Opportunities for Higher Education
All these changes that are already happening look like a crazy threat to traditional higher education. However, universities and colleges have the opportunity to embrace change and thrive in the new paradigm. Stakeholders in these higher education institutions need to change their approach in these two main ways:
- First, the system of connected credentials will emphasize whether the certifications open up a promising career path. The emphasis will move away from who provided the certificates. The degrees earned in colleges and universities will be one of the numerous pathways into successful careers. The net effect will impact the playing field across the board, right from colleges and universities, employers, unions, and cultural institutions to coding boot camps.
- Secondly, learning will become the core of how credentials are evaluated and defined. Technological tools will foster unparalleled transparency about learning outcomes, which matters in the new system. It will be all about students acquiring skills, knowledge, and abilities, and therefore institutions must demonstrate results in imparting knowledge and skills.
The three major things that colleges and universities must focus on in the new dispensation are:
- Measuring progress based on learning as opposed to time spent in a classroom. The new connected credentials system renders the traditional credit-hour based model irrelevant.
- Producing high-quality learning outcomes; and
- Providing learning opportunities over a student’s lifetime.
The Emergence of a Connected System
There has an exponential growth of different types of credentials from associated degrees to present-day IT certifications. The ongoing change is underpinned by the need to connect these credentials into a single comprehensive and navigable system.

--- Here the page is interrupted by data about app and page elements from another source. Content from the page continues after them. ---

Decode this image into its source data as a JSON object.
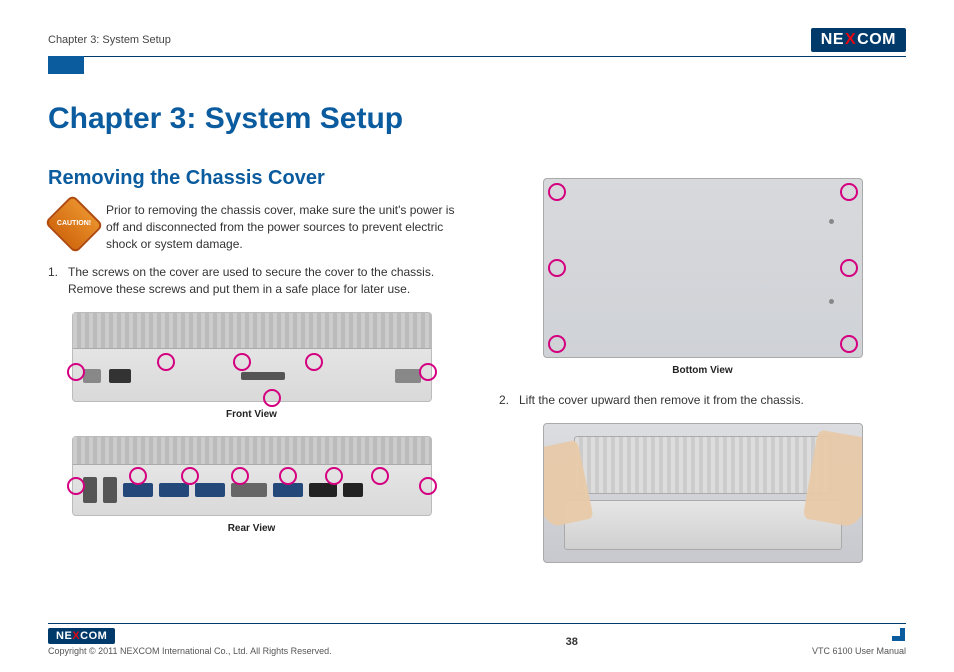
{
  "header": {
    "breadcrumb": "Chapter 3: System Setup",
    "logo_text_pre": "NE",
    "logo_text_x": "X",
    "logo_text_post": "COM"
  },
  "title": "Chapter 3: System Setup",
  "section": {
    "heading": "Removing the Chassis Cover",
    "caution_label": "CAUTION!",
    "caution": "Prior to removing the chassis cover, make sure the unit's power is off and disconnected from the power sources to prevent electric shock or system damage.",
    "step1_num": "1.",
    "step1": "The screws on the cover are used to secure the cover to the chassis. Remove these screws and put them in a safe place for later use.",
    "step2_num": "2.",
    "step2": "Lift the cover upward then remove it from the chassis.",
    "caption_front": "Front View",
    "caption_rear": "Rear View",
    "caption_bottom": "Bottom View"
  },
  "footer": {
    "copyright": "Copyright © 2011 NEXCOM International Co., Ltd. All Rights Reserved.",
    "page": "38",
    "manual": "VTC 6100 User Manual"
  }
}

The current system’s weakness is that credentials operate in silos carrying a different meaning and no agreeable way to compare a certificate to another. It makes it difficult to value and equate credentials for both students and employers in the labor market. Leading stakeholders in education, business, and government sectors are pushing to define credentials universally in skills and knowledge. The push is to have a universal taxonomy that connects all credentials and transform the fragmented system that exists today. It will allow credentials of all types to be compared and easily compared.
Digital badges are the leading innovation that denotes specific skills and knowledge to convey an individual’s qualifications. Learners can begin earning the badges by providing their college and university degrees and any other credentials earned from employers, government agencies, unions, and non-profits. All these different institutions and entities outside of the traditional post-secondary education providers can issue badges. Besides the course-based learning options, these digital badges can capture other tangible measurements such as experience. The badges can also be bundled together into robust categories to showcase the expertise of an individual better.
Technological tools facilitate a new learning paradigm whereby students can build up their skills and knowledge through lifelong learning experiences. It is akin to having a digital passport, perhaps based on Blockchain Technology, that showcases your skills and accomplishments throughout an individual’s lifetime.
Higher learning institutions have no choice but to use all the digital tools necessary to produce learning outcomes. The new systems are learning-centered and outcome-based and will completely do away with the traditional way of teaching and assessing students. Learning will move away from an intensive, on-campus model to foster a lifetime of learning and career development through a mix of different pathways — courses, seminars, work experience, and many more. It is about having the ability to learn new skills and knowledge and update the already acquired skills. Overall, the shift to digital credentialing and a 21st-century workforce’s needs will revolutionize the higher education sector.
Author: Alessandro Civati